§ Exercise description
Find every line in the records below that holds the word "Windows" and copy it.

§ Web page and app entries
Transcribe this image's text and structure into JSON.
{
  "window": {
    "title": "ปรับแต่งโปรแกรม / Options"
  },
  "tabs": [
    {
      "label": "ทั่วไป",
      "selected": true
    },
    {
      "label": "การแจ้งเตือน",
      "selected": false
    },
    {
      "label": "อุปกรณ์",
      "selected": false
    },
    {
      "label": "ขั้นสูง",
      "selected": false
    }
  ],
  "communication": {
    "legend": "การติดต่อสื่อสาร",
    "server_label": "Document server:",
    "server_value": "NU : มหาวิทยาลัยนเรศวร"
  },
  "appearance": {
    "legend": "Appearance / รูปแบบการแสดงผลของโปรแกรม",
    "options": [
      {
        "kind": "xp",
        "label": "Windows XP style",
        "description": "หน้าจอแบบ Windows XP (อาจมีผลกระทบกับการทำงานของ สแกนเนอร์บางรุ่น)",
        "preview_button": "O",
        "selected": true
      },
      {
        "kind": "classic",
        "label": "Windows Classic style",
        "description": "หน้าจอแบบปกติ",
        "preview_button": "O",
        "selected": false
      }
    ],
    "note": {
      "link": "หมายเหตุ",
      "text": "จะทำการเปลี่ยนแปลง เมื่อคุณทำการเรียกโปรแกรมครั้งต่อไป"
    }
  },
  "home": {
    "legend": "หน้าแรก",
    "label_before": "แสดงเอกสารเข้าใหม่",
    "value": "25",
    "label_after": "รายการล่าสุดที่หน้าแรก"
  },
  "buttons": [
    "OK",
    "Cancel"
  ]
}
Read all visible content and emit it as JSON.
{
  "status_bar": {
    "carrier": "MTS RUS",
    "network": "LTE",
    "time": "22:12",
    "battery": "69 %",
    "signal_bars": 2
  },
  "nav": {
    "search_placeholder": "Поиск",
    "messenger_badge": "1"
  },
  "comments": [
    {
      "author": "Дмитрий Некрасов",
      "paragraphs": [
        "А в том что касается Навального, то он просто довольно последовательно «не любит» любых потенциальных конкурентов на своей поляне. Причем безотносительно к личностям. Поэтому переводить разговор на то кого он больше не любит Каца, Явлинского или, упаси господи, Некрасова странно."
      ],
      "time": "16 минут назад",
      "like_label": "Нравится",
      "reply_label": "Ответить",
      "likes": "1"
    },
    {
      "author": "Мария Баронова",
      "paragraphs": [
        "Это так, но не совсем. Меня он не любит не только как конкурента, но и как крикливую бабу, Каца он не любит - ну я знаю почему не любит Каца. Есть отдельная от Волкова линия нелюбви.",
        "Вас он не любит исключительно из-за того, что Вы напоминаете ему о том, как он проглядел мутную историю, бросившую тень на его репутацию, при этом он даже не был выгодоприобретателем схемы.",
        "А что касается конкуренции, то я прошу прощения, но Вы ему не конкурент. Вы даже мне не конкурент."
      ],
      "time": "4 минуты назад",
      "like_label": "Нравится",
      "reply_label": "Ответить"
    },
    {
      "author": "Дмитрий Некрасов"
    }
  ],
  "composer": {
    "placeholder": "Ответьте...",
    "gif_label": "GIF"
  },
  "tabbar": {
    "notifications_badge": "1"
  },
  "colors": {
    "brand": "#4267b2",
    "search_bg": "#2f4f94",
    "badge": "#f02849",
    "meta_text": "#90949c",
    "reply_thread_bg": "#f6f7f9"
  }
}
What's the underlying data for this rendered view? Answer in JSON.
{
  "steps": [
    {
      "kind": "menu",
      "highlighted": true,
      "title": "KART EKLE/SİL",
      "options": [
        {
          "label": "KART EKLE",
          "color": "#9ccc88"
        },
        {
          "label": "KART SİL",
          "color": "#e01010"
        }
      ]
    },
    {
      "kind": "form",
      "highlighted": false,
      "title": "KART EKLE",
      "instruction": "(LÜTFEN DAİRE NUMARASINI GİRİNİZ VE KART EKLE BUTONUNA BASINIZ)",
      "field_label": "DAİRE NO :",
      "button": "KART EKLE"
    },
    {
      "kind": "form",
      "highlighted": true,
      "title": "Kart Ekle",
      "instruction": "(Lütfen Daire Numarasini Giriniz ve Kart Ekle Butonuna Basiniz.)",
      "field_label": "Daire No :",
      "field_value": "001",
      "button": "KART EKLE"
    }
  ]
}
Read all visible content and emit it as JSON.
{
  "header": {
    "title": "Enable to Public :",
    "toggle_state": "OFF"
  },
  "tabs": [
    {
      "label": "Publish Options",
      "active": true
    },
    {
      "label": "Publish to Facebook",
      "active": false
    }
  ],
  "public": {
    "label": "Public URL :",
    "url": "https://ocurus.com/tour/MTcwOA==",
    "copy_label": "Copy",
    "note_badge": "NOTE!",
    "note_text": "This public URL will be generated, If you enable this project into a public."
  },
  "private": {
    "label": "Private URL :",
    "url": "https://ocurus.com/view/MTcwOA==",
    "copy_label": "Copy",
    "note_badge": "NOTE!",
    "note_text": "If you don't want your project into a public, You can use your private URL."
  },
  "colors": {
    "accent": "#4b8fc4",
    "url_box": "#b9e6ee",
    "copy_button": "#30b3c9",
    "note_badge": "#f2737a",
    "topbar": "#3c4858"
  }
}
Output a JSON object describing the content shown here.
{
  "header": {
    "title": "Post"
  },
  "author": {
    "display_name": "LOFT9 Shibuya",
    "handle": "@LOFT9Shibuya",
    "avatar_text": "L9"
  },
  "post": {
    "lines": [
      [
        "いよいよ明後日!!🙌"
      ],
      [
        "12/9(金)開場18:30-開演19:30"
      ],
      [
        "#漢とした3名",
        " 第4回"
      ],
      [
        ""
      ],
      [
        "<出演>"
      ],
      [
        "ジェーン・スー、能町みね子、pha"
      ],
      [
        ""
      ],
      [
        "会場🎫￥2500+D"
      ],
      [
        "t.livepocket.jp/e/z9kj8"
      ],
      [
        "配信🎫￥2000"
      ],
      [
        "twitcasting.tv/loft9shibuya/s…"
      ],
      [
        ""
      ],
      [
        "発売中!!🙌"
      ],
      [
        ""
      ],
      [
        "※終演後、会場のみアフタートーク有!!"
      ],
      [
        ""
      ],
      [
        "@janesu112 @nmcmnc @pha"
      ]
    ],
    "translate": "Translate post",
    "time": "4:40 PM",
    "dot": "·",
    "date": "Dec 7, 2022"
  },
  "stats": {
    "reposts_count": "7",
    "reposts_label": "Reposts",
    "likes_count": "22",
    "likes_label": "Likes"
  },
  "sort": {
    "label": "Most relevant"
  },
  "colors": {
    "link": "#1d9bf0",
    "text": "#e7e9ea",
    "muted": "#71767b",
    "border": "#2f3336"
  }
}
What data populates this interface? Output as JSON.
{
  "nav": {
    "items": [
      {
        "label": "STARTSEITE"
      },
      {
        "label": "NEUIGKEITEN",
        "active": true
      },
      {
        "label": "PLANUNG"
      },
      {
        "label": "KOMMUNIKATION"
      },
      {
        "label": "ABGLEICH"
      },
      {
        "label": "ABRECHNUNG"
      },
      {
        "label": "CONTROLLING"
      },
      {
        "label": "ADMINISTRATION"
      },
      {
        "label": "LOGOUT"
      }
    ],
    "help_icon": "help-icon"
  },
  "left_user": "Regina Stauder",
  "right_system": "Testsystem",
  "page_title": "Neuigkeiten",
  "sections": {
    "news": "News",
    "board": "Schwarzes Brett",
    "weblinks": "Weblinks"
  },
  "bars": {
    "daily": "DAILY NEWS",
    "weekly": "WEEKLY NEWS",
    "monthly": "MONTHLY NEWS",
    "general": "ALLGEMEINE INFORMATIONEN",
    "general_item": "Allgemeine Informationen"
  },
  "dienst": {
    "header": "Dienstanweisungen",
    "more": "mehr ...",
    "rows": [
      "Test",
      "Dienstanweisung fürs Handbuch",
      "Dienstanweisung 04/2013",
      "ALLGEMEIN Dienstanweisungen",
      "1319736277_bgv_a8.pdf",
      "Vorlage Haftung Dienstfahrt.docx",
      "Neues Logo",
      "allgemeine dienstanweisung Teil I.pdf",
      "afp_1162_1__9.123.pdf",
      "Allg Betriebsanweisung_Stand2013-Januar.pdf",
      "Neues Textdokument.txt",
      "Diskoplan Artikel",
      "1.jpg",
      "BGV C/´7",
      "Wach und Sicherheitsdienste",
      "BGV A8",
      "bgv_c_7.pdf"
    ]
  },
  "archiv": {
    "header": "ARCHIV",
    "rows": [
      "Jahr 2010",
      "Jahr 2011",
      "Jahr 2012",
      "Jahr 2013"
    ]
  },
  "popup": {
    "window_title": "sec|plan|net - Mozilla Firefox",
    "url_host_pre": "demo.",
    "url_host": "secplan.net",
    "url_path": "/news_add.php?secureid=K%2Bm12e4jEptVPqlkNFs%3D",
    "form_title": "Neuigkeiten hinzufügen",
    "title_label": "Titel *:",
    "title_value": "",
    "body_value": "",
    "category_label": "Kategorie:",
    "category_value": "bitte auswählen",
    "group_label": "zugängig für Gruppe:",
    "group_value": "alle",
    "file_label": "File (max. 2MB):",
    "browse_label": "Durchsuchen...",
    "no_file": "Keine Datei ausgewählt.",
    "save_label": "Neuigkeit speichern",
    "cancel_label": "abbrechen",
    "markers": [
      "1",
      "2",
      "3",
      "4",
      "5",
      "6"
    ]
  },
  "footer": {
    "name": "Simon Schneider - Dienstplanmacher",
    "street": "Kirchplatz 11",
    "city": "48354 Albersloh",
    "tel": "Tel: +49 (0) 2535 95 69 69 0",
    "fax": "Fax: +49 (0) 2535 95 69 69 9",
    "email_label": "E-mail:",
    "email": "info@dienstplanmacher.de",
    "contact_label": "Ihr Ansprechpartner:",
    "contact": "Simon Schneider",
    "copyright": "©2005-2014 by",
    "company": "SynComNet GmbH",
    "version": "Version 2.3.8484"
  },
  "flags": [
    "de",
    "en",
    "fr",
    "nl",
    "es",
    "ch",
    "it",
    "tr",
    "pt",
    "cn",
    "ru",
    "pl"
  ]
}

§ Answer box
        "label": "Windows XP style",
        "description": "หน้าจอแบบ Windows XP (อาจมีผลกระทบกับการทำงานของ สแกนเนอร์บางรุ่น)",
        "label": "Windows Classic style",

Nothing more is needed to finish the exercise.